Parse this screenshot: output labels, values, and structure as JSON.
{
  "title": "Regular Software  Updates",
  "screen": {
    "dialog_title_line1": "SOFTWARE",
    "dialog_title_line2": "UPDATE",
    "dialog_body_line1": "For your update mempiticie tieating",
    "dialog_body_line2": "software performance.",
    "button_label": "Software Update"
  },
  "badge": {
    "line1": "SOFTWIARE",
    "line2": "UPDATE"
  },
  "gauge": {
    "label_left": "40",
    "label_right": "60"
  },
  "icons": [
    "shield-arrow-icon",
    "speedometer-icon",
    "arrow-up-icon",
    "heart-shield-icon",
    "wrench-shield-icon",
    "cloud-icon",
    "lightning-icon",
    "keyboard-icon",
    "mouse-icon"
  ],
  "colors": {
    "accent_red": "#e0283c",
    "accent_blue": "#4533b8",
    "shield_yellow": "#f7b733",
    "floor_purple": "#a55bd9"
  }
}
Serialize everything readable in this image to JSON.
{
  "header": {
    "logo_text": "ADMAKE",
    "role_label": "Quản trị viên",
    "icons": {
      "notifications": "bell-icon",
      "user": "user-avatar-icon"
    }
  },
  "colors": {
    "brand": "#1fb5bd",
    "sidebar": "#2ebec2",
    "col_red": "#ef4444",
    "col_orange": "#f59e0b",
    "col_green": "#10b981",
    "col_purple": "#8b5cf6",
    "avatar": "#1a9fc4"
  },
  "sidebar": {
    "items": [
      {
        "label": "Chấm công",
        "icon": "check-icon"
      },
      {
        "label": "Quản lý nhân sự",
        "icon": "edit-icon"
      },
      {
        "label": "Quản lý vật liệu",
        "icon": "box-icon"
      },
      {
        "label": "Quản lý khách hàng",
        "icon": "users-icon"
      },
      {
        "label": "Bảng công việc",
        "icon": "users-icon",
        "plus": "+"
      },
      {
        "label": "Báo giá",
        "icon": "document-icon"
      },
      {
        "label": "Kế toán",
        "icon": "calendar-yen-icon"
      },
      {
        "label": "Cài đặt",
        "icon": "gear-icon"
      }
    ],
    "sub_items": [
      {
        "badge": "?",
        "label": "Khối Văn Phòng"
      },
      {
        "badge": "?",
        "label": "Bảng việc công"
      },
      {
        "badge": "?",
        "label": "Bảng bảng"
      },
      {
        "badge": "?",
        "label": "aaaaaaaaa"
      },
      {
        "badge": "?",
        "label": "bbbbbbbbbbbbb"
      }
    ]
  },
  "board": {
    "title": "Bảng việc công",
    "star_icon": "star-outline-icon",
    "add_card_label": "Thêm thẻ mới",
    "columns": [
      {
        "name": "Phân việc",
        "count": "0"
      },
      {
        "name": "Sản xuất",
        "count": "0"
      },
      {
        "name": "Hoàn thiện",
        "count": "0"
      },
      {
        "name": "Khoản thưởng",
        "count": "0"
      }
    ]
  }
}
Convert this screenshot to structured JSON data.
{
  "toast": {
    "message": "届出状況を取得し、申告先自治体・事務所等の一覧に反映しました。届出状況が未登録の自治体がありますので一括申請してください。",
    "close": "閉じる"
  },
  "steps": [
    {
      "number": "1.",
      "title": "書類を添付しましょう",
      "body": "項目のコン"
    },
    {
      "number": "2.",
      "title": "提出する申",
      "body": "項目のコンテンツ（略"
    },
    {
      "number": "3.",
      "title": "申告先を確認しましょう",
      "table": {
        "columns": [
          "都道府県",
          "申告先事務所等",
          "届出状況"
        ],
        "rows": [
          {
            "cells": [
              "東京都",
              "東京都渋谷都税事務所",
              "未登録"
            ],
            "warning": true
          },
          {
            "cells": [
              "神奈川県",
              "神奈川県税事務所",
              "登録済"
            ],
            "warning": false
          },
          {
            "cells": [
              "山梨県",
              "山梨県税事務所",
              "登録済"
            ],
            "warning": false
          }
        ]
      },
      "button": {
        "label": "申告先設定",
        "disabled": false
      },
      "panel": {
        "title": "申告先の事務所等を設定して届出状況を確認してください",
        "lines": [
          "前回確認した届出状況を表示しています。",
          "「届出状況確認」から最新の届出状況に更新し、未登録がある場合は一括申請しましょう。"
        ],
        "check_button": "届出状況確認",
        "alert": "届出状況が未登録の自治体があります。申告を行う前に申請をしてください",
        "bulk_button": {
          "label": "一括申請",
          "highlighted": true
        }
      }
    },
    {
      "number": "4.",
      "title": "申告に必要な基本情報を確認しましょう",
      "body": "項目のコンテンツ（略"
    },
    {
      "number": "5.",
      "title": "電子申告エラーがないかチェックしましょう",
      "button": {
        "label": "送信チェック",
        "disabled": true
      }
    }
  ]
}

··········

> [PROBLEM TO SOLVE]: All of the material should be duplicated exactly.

> [ANSWER BELOW]:
Parse this screenshot: output labels, values, and structure as JSON.
{
  "title": "Regular Software  Updates",
  "screen": {
    "dialog_title_line1": "SOFTWARE",
    "dialog_title_line2": "UPDATE",
    "dialog_body_line1": "For your update mempiticie tieating",
    "dialog_body_line2": "software performance.",
    "button_label": "Software Update"
  },
  "badge": {
    "line1": "SOFTWIARE",
    "line2": "UPDATE"
  },
  "gauge": {
    "label_left": "40",
    "label_right": "60"
  },
  "icons": [
    "shield-arrow-icon",
    "speedometer-icon",
    "arrow-up-icon",
    "heart-shield-icon",
    "wrench-shield-icon",
    "cloud-icon",
    "lightning-icon",
    "keyboard-icon",
    "mouse-icon"
  ],
  "colors": {
    "accent_red": "#e0283c",
    "accent_blue": "#4533b8",
    "shield_yellow": "#f7b733",
    "floor_purple": "#a55bd9"
  }
}
Serialize everything readable in this image to JSON.
{
  "header": {
    "logo_text": "ADMAKE",
    "role_label": "Quản trị viên",
    "icons": {
      "notifications": "bell-icon",
      "user": "user-avatar-icon"
    }
  },
  "colors": {
    "brand": "#1fb5bd",
    "sidebar": "#2ebec2",
    "col_red": "#ef4444",
    "col_orange": "#f59e0b",
    "col_green": "#10b981",
    "col_purple": "#8b5cf6",
    "avatar": "#1a9fc4"
  },
  "sidebar": {
    "items": [
      {
        "label": "Chấm công",
        "icon": "check-icon"
      },
      {
        "label": "Quản lý nhân sự",
        "icon": "edit-icon"
      },
      {
        "label": "Quản lý vật liệu",
        "icon": "box-icon"
      },
      {
        "label": "Quản lý khách hàng",
        "icon": "users-icon"
      },
      {
        "label": "Bảng công việc",
        "icon": "users-icon",
        "plus": "+"
      },
      {
        "label": "Báo giá",
        "icon": "document-icon"
      },
      {
        "label": "Kế toán",
        "icon": "calendar-yen-icon"
      },
      {
        "label": "Cài đặt",
        "icon": "gear-icon"
      }
    ],
    "sub_items": [
      {
        "badge": "?",
        "label": "Khối Văn Phòng"
      },
      {
        "badge": "?",
        "label": "Bảng việc công"
      },
      {
        "badge": "?",
        "label": "Bảng bảng"
      },
      {
        "badge": "?",
        "label": "aaaaaaaaa"
      },
      {
        "badge": "?",
        "label": "bbbbbbbbbbbbb"
      }
    ]
  },
  "board": {
    "title": "Bảng việc công",
    "star_icon": "star-outline-icon",
    "add_card_label": "Thêm thẻ mới",
    "columns": [
      {
        "name": "Phân việc",
        "count": "0"
      },
      {
        "name": "Sản xuất",
        "count": "0"
      },
      {
        "name": "Hoàn thiện",
        "count": "0"
      },
      {
        "name": "Khoản thưởng",
        "count": "0"
      }
    ]
  }
}
Convert this screenshot to structured JSON data.
{
  "toast": {
    "message": "届出状況を取得し、申告先自治体・事務所等の一覧に反映しました。届出状況が未登録の自治体がありますので一括申請してください。",
    "close": "閉じる"
  },
  "steps": [
    {
      "number": "1.",
      "title": "書類を添付しましょう",
      "body": "項目のコン"
    },
    {
      "number": "2.",
      "title": "提出する申",
      "body": "項目のコンテンツ（略"
    },
    {
      "number": "3.",
      "title": "申告先を確認しましょう",
      "table": {
        "columns": [
          "都道府県",
          "申告先事務所等",
          "届出状況"
        ],
        "rows": [
          {
            "cells": [
              "東京都",
              "東京都渋谷都税事務所",
              "未登録"
            ],
            "warning": true
          },
          {
            "cells": [
              "神奈川県",
              "神奈川県税事務所",
              "登録済"
            ],
            "warning": false
          },
          {
            "cells": [
              "山梨県",
              "山梨県税事務所",
              "登録済"
            ],
            "warning": false
          }
        ]
      },
      "button": {
        "label": "申告先設定",
        "disabled": false
      },
      "panel": {
        "title": "申告先の事務所等を設定して届出状況を確認してください",
        "lines": [
          "前回確認した届出状況を表示しています。",
          "「届出状況確認」から最新の届出状況に更新し、未登録がある場合は一括申請しましょう。"
        ],
        "check_button": "届出状況確認",
        "alert": "届出状況が未登録の自治体があります。申告を行う前に申請をしてください",
        "bulk_button": {
          "label": "一括申請",
          "highlighted": true
        }
      }
    },
    {
      "number": "4.",
      "title": "申告に必要な基本情報を確認しましょう",
      "body": "項目のコンテンツ（略"
    },
    {
      "number": "5.",
      "title": "電子申告エラーがないかチェックしましょう",
      "button": {
        "label": "送信チェック",
        "disabled": true
      }
    }
  ]
}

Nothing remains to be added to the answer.